Saturday, June 07, 2008

Out Of The Closet...And Into The Frying Pan!

I received an email from a DELIGHTFUL CHEESE reader, responding to my call for a "draft" here on BrainCheese...KARLA (who describes herself as "lurking for a while") writes the MS Newsletter for the Multiple Sclerosis community at HEALTHTALK (link will take you right to the MS site).

I was very touched by her submission, which is heartfelt and expressive. It begs the question, "When do any of us really GET it...really KNOW we have MS and accept the uncertainty of our futures?" I'm still "getting" it...sometimes with ease of knowing and sometimes like a frying pan *upside my head*. No matter where each of us are in our journey with this disease, I believe we can ALL relate to her words.

So, without further blather from me, I give you KARLA:

At three years in, I get that I have MS. I even get that it could change my life as I know it. After the severity of my first attack – which left me half paralyzed, dizzy, unable to walk with slurred speech, trouble understanding things and even some hearing loss and double vision - it would be hard not to get that.

But at three years in, I’m only beginning to realize that I didn’t “get” that this is forever.

I mean, I’ve known from the beginning that this is a chronic, life-long condition without a cure. I know. But I didn’t know, you know?

Relapsing-remitting MS, it was described to me, would come and go. There would be bad days, and days I forget I even have it. And the degree to which I recovered from that first attack proved it to me – there I was just months later with a crooked smile and a nose I can wrinkle on only one side, but generally the same girl I was before. So I imagined a future using the past tense.

“That attack sucked”
“That was a rough part of my life”

But scan after scan and lesion after lesion the past tense never came. Three months at a time was the longest I ever managed to go without new symptoms. And then recently I had an 8 month winning streak – practically holding my breath the entire time – only to discover on the culminating MRI that there were no wins after all, just new, quiet lesions.

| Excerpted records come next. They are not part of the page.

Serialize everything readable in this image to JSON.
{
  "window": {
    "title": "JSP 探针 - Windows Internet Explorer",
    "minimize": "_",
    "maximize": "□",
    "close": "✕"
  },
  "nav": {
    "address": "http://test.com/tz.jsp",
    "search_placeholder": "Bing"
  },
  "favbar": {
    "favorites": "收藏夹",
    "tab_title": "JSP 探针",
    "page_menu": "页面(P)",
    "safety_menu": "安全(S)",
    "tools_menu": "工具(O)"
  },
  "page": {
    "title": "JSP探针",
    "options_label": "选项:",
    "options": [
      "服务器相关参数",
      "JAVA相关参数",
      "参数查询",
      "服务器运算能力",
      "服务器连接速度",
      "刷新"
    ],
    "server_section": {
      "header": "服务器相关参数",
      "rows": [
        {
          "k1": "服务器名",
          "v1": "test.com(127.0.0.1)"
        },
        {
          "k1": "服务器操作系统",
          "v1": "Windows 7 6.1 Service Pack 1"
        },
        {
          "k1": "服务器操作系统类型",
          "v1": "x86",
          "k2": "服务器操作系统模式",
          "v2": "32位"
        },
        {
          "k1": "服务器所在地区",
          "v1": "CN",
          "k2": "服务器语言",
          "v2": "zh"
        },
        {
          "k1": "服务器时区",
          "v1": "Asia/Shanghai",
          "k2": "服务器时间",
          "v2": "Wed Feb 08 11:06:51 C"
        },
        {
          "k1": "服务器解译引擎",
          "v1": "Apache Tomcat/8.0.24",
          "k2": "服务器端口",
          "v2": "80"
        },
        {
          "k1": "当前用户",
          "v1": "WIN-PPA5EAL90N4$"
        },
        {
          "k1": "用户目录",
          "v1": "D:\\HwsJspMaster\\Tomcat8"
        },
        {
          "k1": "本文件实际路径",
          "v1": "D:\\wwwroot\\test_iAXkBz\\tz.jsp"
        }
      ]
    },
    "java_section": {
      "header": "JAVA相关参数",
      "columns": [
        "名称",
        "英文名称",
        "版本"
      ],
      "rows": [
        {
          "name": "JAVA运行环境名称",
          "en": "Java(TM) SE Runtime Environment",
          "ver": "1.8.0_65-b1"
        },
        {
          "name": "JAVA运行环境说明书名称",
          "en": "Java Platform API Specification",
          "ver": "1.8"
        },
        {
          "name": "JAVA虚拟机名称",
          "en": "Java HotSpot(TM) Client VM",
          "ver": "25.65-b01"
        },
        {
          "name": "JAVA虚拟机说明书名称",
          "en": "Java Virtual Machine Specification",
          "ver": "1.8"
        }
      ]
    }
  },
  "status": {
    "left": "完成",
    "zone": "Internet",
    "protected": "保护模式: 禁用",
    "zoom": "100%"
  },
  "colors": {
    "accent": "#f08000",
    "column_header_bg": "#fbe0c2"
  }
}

This is forever.

And I wish I had something punchy and optimistic to say about it. Don’t get me wrong, I’m not jumping out a window or anything. I knew on a logical level all along what I might be in for, and I can still do almost everything I want to. I’m damn lucky, really. But the reality – the kind of knowing in my bones - that I might never have a day (let alone a week, a month, a year or a decade) where I can forget that I have MS is just sinking in for the first time. And I’m not sure what to do with that just yet.

1 comment:

Spaz Attack said...

Very poignant ... something all us MSers "get" and can relate to. But Damn Lucky? Why? because you're still alive and capable of wiping your own butt? Truly I hope it NEVEr fully sinks in with you, because the MS vortex of Realilty Sucks. Kudos to you for remaining hopeful, because we all need Hope, right Braincheese?
A quote sticks in my mind: That through our endurance ...we might have hope.
Definitly takes endurance to struggle through the MS maze of lesions affecting our bodies; an undertow that drains our energy and seizes our minds.
But as Gloria Gaynor sings, "I will survive." -- as long as I still have Some quality of life that is :-)
As to what to do with your knowlegde that MS has taken permanent residence in your body:
Getcher body Rest, then go boogie on down the road (in other words ... keep your Ars moving and stretching to prevent MS Rigor Mortis from taking over) Oh, and NEVER FORGET TO TAKE YOUR ANTI-DEPRESSANTS :-)